The State of the Nigerian Nation and the Way Forward
Keywords:Ethnic Debate, Restructuring, Nigerian Federation, Ethnicity
Debate on restructuring the Nigerian Federation has lasted for decades without a consensus. Failure to secure agreement among major contenders has delayed this noble intent. This paper examined the debate to analyze major arguments and proffer a workable option for a headway. The study is, typologically, qualitative as well as descriptive and relied on documented evidence as a source of data. Claude Ake political economy of development in Africa served as a framework for explanation. Findings showed that the colonial concentration of powers at the central authority in Nigeria was reinvigorated by post-independence regimes. Northern oligarchy found favour in the system and gained collaborative allies in the South to consolidate its hold on Nigerian state power and resources. Thus, the monopoly of economic and political powers by the oligarchy created stringent living conditions for most Nigerians and they found identity and expression in ethnic associations as channels for demanding redress.
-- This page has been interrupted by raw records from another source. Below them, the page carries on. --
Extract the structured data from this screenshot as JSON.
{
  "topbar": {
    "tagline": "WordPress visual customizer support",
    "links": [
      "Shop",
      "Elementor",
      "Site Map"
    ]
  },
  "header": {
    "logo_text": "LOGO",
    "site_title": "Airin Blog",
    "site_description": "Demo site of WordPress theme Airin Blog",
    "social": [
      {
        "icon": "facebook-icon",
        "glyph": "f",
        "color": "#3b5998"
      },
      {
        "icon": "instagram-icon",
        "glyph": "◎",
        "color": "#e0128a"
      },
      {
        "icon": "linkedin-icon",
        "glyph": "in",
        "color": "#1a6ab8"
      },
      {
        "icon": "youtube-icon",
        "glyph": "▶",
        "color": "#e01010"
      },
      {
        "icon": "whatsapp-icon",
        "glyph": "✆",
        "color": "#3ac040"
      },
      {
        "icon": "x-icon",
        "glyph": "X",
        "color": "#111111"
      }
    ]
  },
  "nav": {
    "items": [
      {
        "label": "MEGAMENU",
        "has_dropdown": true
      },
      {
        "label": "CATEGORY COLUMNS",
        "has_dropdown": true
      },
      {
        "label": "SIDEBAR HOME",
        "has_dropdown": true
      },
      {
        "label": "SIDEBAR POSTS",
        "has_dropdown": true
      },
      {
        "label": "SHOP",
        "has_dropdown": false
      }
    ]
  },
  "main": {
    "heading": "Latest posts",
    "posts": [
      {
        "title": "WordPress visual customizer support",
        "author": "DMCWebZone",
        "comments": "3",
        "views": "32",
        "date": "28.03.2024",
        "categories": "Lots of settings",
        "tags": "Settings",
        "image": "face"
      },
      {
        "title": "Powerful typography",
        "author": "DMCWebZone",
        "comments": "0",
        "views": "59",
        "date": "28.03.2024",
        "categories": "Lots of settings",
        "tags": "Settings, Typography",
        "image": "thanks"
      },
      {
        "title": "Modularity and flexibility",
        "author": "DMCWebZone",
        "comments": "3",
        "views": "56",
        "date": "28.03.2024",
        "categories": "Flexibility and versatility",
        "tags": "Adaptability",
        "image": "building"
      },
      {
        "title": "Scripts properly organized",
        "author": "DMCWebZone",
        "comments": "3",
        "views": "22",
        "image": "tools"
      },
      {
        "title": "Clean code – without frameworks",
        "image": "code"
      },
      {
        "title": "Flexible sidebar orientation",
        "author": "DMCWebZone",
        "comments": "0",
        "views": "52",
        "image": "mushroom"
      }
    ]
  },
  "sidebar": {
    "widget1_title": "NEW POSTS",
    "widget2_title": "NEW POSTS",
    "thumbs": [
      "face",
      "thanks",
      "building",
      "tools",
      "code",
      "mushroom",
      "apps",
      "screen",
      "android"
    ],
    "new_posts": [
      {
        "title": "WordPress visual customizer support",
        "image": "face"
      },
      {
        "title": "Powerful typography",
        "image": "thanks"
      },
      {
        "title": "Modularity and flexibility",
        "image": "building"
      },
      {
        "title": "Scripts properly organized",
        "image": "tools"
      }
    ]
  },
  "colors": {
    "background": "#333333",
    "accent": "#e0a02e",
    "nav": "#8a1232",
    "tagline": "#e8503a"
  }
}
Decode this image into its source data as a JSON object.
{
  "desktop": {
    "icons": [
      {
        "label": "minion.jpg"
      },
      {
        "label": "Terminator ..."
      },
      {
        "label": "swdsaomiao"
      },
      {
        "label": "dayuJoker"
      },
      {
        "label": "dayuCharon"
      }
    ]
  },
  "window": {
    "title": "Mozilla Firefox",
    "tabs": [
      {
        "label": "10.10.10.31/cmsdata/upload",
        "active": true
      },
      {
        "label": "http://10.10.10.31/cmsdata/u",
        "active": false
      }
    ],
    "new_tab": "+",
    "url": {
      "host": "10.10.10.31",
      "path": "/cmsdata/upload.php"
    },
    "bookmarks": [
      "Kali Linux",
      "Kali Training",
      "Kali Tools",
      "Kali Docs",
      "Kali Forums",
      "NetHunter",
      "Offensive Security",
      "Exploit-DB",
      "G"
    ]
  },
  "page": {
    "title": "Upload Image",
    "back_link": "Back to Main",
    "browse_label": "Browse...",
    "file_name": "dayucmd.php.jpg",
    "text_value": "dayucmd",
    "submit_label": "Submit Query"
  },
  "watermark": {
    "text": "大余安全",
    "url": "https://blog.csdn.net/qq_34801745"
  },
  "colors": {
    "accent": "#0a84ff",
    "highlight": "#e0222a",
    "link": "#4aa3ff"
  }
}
Agitations that followed presented themselves in form of calls for restructuring Nigeria. Regimes’ violent responses to agitations escalated rather than save the situation. Southern Nigeria and the Middle Belt region favoured restructuring while the North stood against it. Thus, the argument for and against restructuring became an unending tussle. Presently, Nigeria requires mutual understanding to make headway. Further disagreement may not go well for the country. Political education and dialogue are workable options to bridge the gap between the two contending forces.